A recent Facebook post by a top-producing agent read: “I recommend that all sellers try for sale by owner.”
I couldn’t believe it when I read it, so I read it twice. Yep, that’s what it said alright. It just didn’t use those words.
Here’s what it did say: “Congratulations to my clients who received six offers in eight hours. The real estate market is HOT, HOT, HOT!”
Potential home sellers might interpret this post as, “Why do I need to pay an agent if the market is so ‘HOT, HOT, HOT?’ Maybe I should try to sell by myself.”
It’s great to celebrate your success and that of your seller clients, but I recommend you tell the whole story instead of making it appear that success came easier than it actually did.
The next time you post, answer the following questions first:
- Exactly what event occurred that needs to be celebrated?
- Who made the great decisions that led to what happened?
- What was done in preparation to cause what happened?
- How long did it take to make the preparations?
- What concerns did the people involved have along the way?
I call these questions the EWWHC (Event, Who, What, How Long, Concerns) converter. Here’s what the post above might look like after you’ve run things through the EWWHC:
“A huge congratulations to Jim and Jane Smith, who received six offers on their Wilmington home within eight hours of going live on the MLS. Jim and Jane made all the right decisions as we worked together for the last few weeks, making minor cosmetic changes to enhance the sales price and decrease the marketing time. They had faith in our process, and it worked. If you’re looking to sell, too, let’s talk!”
To review, here’s how the pieces fit together:
- What event occurred? Jim and Jane got six offers and a contract in eight hours.
- Who made the great decisions?
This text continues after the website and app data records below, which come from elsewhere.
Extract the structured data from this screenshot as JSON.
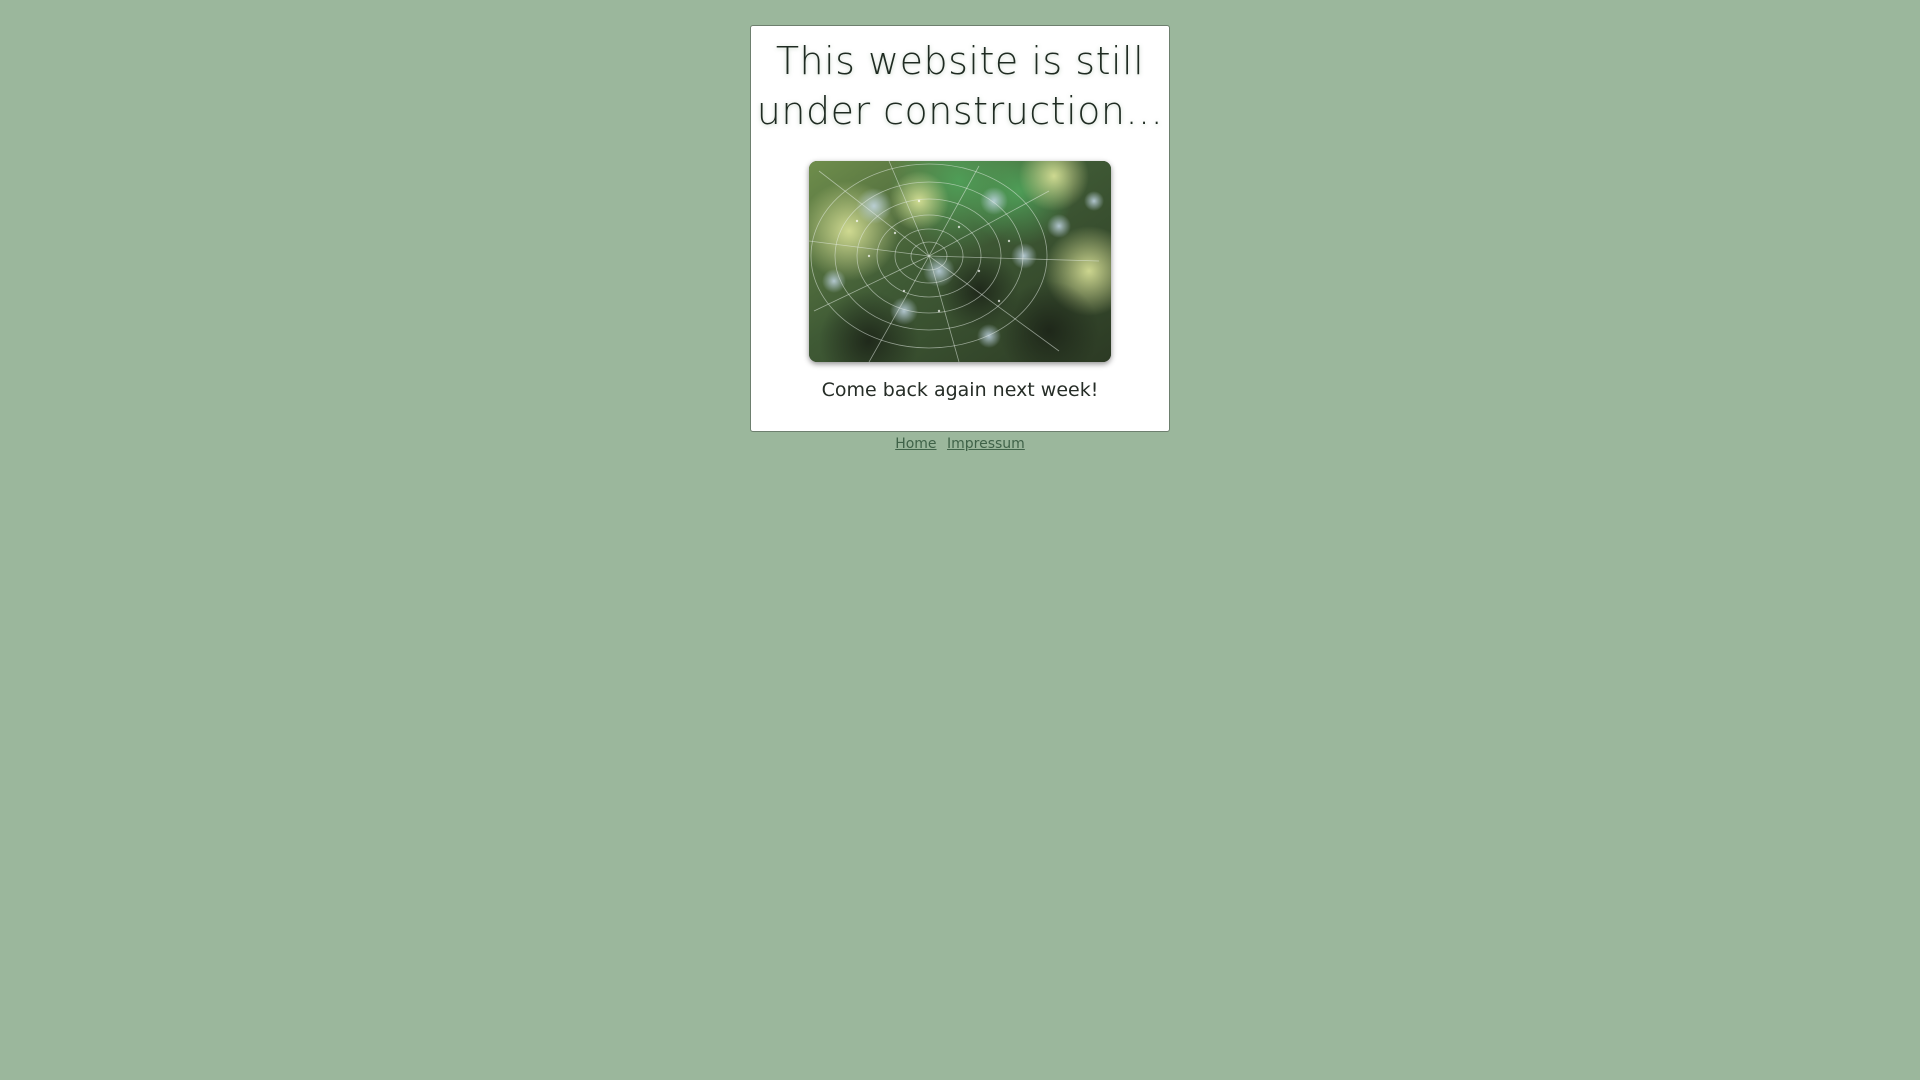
{
  "page": {
    "background_color": "#9bb79c"
  },
  "card": {
    "headline": "This website is still under construction...",
    "image": {
      "subject": "spider web with dew drops",
      "icon": "spider-web-photo"
    },
    "message": "Come back again next week!"
  },
  "footer": {
    "links": [
      {
        "label": "Home"
      },
      {
        "label": "Impressum"
      }
    ],
    "link_color": "#3f6248"
  }
}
Jim and Jane did (they acted on your advice, which means others might need your advice, too).
- What preparation was done to cause the event? Jim and Jane worked on minor cosmetic changes based on your advice.
- How long did it take? A few weeks.
- What concerns did Jim and Jane have? They weren’t absolutely sure the cosmetic changes would make a difference (so they had to have faith).
This post might not generate instant prospects, but it certainly won’t make prospects think selling a home is easy. The reality is that it isn’t easy to sell a home, so let’s make our social media posts match the reality of what we do.
Also, it might be a good idea to sponsor a post and target people in a geographic area who might be considering buying, selling, renovating or investing.
If you’d like to see some of my other tips for effective social media posts, reach out to me at Cleve@WorkmanSuccessSystems.com.
Cleve Gaddis is a master coach with Workman Success Systems and a team leader in Atlanta. He learned sales the hard way, selling vacuum cleaners door-to-door, and now puts those skills to use in helping his team close $60 million annually. He loves to share his systems and strategies to help others succeed. He hosts the Call Cleve Atlanta Real Estate Show, heard weekly on NewsTalk 1160 WCFO. For more information, please visit www.WorkmanSuccess.com.